Copy out all lines of the material below in which "sender" occurs.
:: INFORMATION PROVIDED
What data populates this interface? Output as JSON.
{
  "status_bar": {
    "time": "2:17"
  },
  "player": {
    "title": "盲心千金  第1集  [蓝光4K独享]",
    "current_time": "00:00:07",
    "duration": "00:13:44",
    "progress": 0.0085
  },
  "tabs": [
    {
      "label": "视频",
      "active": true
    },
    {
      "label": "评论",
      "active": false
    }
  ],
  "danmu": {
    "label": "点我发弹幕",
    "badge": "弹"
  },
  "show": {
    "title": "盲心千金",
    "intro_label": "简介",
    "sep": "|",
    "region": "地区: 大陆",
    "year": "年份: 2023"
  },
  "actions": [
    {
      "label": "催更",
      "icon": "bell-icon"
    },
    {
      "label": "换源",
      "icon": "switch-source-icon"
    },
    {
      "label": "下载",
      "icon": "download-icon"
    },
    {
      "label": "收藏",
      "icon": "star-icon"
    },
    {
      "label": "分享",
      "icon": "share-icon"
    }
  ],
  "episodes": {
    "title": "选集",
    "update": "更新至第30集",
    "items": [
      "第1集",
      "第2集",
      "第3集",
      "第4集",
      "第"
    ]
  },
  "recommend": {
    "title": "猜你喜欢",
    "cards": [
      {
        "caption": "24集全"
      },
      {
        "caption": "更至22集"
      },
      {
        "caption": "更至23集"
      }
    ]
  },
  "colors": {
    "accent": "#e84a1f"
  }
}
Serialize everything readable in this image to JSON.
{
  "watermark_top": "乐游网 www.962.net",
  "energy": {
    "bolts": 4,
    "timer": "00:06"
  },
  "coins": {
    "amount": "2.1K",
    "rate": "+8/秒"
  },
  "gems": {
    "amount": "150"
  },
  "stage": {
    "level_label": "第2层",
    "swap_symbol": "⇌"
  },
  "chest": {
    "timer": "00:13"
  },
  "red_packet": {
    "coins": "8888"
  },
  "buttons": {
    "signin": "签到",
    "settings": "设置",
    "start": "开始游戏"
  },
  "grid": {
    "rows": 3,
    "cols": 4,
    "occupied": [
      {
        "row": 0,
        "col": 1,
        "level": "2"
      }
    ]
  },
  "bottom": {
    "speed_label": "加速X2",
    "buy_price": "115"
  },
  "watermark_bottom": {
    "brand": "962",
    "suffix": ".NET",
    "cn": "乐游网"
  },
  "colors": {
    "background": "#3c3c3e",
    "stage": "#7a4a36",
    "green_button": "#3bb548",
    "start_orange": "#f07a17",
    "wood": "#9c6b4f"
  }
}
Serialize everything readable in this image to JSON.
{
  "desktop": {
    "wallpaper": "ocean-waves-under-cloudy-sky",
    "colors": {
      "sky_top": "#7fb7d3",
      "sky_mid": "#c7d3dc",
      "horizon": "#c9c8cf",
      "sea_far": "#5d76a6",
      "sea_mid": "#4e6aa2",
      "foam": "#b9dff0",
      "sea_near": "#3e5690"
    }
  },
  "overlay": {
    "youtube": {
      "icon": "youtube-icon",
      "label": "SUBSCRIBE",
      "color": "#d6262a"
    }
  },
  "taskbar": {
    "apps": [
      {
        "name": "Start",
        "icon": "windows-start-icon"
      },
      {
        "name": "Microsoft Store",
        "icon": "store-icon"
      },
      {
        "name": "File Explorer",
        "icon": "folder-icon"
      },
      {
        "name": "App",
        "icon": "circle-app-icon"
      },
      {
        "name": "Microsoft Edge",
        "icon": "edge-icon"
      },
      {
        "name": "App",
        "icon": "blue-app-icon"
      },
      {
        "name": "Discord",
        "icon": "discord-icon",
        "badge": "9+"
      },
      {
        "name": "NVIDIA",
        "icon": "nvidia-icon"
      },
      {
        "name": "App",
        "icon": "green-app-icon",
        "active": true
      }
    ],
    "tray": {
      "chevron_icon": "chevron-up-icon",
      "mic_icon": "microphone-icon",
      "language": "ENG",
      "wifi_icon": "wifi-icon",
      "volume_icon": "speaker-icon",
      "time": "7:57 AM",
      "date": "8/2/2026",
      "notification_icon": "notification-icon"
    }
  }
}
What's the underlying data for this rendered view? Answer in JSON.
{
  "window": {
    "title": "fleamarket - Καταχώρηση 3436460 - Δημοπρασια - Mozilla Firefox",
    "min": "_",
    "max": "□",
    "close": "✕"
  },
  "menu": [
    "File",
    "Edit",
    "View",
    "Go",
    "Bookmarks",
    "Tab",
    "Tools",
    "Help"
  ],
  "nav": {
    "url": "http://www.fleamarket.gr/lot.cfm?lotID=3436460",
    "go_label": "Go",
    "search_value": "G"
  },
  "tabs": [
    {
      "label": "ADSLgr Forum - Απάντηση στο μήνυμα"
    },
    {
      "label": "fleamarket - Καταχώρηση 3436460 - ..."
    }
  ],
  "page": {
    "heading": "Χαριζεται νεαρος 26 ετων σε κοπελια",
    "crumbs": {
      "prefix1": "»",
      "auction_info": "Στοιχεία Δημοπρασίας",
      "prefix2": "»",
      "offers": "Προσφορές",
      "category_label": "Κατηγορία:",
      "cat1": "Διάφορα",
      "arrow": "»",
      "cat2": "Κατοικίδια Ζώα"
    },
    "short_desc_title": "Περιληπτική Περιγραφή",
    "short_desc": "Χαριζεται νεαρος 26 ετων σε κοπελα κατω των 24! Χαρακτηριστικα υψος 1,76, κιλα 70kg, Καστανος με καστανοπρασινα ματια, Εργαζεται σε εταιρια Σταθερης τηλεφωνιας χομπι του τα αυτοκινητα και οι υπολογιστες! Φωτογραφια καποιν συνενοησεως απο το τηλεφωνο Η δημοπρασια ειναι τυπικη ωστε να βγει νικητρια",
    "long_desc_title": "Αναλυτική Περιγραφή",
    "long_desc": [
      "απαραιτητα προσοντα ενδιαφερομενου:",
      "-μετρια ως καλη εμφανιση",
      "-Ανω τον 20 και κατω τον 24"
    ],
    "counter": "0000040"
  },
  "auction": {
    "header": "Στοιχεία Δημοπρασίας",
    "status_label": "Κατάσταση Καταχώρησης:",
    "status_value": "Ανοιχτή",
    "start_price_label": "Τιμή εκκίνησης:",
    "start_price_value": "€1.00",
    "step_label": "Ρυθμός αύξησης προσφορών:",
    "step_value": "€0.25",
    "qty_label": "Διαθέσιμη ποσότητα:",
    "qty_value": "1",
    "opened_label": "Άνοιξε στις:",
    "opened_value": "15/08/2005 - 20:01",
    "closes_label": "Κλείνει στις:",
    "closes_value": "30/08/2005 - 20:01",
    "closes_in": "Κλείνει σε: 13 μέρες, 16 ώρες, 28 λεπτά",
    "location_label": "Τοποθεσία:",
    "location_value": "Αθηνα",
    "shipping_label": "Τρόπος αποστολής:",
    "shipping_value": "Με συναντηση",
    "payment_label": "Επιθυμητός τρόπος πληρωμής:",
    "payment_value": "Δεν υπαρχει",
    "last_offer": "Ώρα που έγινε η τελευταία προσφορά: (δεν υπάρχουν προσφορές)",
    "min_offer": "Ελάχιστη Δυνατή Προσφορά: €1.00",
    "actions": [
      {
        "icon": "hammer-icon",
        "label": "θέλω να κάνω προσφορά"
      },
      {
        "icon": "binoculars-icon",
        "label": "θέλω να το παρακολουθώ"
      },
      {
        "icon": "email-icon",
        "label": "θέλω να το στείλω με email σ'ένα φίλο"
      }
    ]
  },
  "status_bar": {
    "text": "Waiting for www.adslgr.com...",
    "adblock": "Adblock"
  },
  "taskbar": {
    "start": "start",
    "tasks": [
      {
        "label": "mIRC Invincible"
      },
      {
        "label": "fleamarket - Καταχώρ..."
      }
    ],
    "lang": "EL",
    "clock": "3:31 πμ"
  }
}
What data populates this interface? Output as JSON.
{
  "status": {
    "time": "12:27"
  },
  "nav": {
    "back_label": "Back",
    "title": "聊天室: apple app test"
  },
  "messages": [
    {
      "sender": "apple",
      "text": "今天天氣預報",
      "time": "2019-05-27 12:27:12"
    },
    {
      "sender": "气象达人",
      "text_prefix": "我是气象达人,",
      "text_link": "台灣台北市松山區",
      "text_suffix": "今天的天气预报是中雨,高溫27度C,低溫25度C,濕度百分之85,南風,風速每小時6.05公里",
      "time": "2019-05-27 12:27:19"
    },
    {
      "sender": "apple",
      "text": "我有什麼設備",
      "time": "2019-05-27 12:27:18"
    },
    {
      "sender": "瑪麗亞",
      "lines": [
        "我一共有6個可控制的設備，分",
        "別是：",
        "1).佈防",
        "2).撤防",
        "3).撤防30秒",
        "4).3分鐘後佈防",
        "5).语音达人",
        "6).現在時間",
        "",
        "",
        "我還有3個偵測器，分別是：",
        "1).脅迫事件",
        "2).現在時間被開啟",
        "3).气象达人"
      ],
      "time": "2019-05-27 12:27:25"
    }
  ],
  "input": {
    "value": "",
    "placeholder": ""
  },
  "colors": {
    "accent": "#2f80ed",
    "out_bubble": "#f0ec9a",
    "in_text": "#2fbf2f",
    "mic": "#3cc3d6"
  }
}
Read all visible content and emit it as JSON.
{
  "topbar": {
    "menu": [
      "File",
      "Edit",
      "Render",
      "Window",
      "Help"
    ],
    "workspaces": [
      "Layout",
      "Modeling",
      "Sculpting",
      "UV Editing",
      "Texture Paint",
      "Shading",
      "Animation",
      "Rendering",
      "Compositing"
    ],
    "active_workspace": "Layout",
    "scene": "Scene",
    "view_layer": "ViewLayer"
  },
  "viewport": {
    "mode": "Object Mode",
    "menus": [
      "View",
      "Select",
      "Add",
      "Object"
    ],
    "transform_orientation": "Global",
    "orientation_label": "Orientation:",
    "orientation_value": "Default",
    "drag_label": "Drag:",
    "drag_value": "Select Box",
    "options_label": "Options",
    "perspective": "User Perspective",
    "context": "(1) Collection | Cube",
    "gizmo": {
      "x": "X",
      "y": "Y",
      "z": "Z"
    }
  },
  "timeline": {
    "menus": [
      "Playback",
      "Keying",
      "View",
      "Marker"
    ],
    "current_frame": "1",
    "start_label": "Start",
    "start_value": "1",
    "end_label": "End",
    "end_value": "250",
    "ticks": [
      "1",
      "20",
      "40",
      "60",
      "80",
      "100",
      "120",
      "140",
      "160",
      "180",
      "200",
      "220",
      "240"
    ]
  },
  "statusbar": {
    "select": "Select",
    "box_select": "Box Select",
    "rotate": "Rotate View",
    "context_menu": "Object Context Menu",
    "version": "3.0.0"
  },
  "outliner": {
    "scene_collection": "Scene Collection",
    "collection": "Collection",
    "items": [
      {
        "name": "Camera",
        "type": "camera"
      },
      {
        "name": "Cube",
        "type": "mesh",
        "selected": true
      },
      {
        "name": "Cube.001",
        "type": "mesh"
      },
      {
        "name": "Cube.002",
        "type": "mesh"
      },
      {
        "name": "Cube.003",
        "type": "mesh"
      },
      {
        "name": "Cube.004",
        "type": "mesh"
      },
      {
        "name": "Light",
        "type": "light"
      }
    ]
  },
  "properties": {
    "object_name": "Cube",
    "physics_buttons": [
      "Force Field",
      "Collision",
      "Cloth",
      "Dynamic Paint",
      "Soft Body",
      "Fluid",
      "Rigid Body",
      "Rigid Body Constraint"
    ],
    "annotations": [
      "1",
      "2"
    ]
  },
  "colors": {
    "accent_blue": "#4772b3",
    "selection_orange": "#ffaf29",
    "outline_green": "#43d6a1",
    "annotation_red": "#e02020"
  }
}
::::
> _PROBLEM SOLUTION_:
      "sender": "apple",
      "sender": "气象达人",
      "sender": "apple",
      "sender": "瑪麗亞",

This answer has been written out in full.